───── Data extracts ─────

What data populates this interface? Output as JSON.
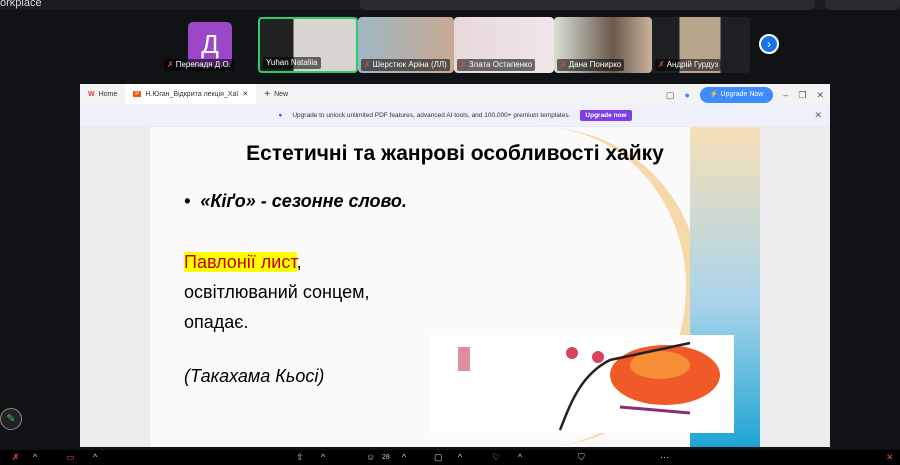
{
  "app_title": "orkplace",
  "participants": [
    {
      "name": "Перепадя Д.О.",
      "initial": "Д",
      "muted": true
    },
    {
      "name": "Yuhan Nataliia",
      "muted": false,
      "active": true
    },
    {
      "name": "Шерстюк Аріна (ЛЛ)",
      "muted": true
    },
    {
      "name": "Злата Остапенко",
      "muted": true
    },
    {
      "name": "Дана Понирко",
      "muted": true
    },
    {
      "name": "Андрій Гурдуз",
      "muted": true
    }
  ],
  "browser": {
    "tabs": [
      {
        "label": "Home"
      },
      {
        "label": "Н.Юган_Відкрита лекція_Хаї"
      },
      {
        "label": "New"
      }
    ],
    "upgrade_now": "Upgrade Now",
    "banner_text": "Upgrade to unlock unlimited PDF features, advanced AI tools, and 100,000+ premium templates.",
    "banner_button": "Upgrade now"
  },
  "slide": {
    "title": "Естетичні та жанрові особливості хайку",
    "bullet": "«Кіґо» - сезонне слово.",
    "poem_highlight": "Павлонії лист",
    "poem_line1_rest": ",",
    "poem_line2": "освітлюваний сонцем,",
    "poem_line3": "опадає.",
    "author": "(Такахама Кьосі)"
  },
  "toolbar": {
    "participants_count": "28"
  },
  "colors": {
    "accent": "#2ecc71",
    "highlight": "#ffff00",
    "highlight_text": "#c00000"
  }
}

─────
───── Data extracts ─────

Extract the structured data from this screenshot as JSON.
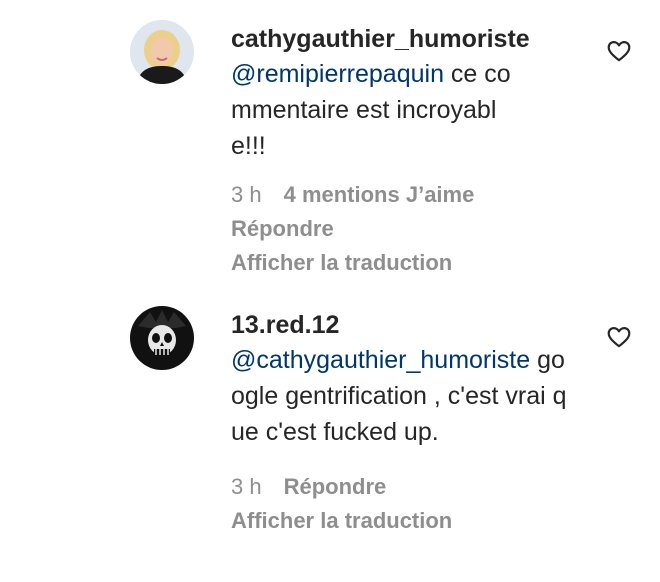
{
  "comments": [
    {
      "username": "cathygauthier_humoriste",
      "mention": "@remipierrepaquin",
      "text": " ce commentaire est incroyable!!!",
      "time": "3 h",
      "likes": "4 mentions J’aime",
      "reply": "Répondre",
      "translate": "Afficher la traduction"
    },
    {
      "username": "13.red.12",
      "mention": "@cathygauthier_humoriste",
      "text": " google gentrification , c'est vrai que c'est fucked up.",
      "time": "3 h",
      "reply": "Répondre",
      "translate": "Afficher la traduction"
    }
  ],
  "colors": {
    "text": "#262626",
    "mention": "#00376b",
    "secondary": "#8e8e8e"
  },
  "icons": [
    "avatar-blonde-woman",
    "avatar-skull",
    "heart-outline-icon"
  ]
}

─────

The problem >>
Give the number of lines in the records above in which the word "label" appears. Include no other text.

Task result >>
3